Nearly 200 attend Respect for Women March in Pictou
© CHRISTOPHER CAMERON - THE NEWS
The Knights of Columbus lead the second annual Respect for Women March out of the deCoste Centre on Sunday afternoon. Roughly 150 to 200 people attended the march that began at the deCoste Centre before returning after a walk through downtown Pictou. The goal of the event is to raise awareness of violence against women and family violence.
PICTOU – Rehtaeh Parsons could have been anyone’s daughter, granddaughter or niece.
That was just part of the message her great aunt Carolyn Vienneau conveyed prior to the second annual Respect for Women March held in Pictou on Sunday afternoon.
The walk began in 2012 through the Knights of Columbus New Glasgow Council 1667 in memory of Amber Kirwan. This year it was held by Council 8608 of Pictou in memory of Rehtaeh Parsons, a Halifax teen who committed suicide last month after she was allegedly sexually assaulted and cyberbullied.
Vienneau, from Pictou, said she believes these marches are important to raising awareness and helping to stop violence against women. She wasn’t able to attend last year’s march, but said seeing the group in attendance on Sunday shows how many people want violence of any kind against women to stop.
“Seeing so many people out today has been great,” she said. “I think having women and men fighting together against violence against women shows the kind people that are out there and how much they care.”
She continued, discussing the cyberbullying that Parsons had to deal with, stating that social media and cellphones greatly increase the impact of cyberbullying on young people.
“These people are profoundly impacted by the isolation and shame associated with this criminal activity,” said Vienneau. “If we saw 100 or more children in a playground picking on one person and constantly picking on them, we would certainly step forward and do something, but in the case of cyberbullying you don’t see them. We don’t know about it, so we can’t step up and stop it. We do know about it now and do have to make a stand against cyberbullying.
“Cyberbulling is something you can’t see happening or how much it hurts the person it’s happening to.”

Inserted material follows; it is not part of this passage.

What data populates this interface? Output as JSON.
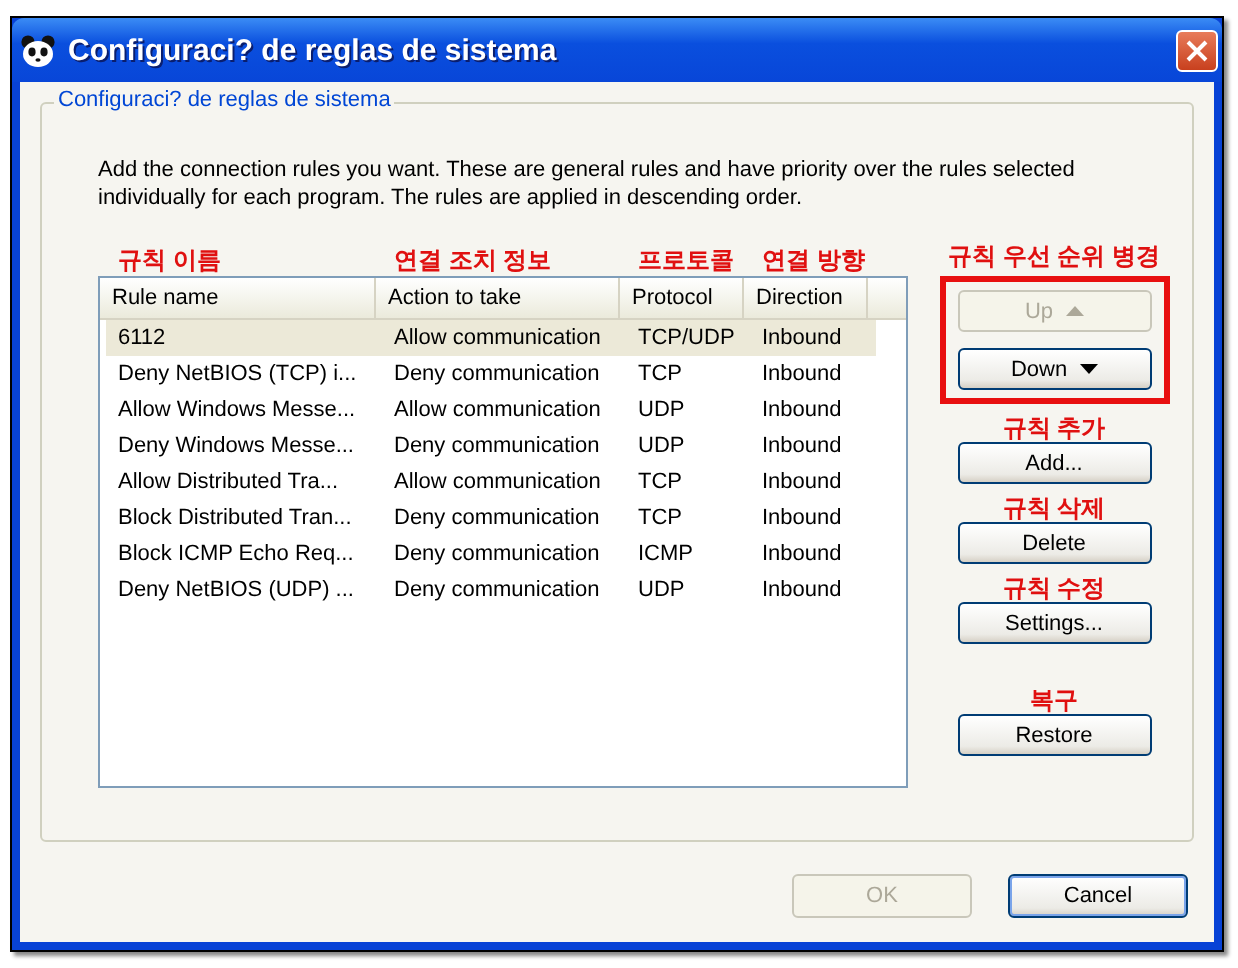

Although the march’s aim is to eventually have no violence against or abuse of women, it’s also to raise awareness of programs available to those that have suffered from abuse. While walking during the march, Vienneau said helping those that have suffered from abuse is just as important as trying to end all abuse against women.
“She (Rehtaeh) was very talented and was born to be extraordinaire,” said Vienneau. “She was an artist and spent three days with me last summer down at the trailer, painting every single moment to try to help with the healing process. Our whole family reached out to her, but she was in such a dark place and so angry that she just couldn’t get out of that dark place no matter what we would try to do.
“Rehtaeh wanted to speak out a year ago, but didn’t because of the bullying. Now we will for her because they can’t hurt her now.”